> [Interface dataset entries]
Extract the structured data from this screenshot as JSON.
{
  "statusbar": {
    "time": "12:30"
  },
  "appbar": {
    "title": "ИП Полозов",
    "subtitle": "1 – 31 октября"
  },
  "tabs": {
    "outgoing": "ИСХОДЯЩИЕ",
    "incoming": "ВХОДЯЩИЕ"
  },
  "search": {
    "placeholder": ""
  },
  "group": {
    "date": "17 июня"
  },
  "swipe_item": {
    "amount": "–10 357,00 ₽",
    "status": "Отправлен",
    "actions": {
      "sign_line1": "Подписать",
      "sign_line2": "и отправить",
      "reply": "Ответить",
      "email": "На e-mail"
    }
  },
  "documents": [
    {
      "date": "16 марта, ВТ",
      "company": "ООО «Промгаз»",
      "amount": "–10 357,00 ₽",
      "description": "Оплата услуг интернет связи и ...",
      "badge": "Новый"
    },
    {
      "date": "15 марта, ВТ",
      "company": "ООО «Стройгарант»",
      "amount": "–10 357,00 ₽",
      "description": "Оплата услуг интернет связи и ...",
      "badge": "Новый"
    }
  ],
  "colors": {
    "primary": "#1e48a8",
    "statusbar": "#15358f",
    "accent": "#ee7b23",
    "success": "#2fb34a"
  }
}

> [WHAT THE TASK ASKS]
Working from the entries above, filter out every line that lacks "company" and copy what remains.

> [SOLUTION BELOW]
      "company": "ООО «Промгаз»",
      "company": "ООО «Стройгарант»",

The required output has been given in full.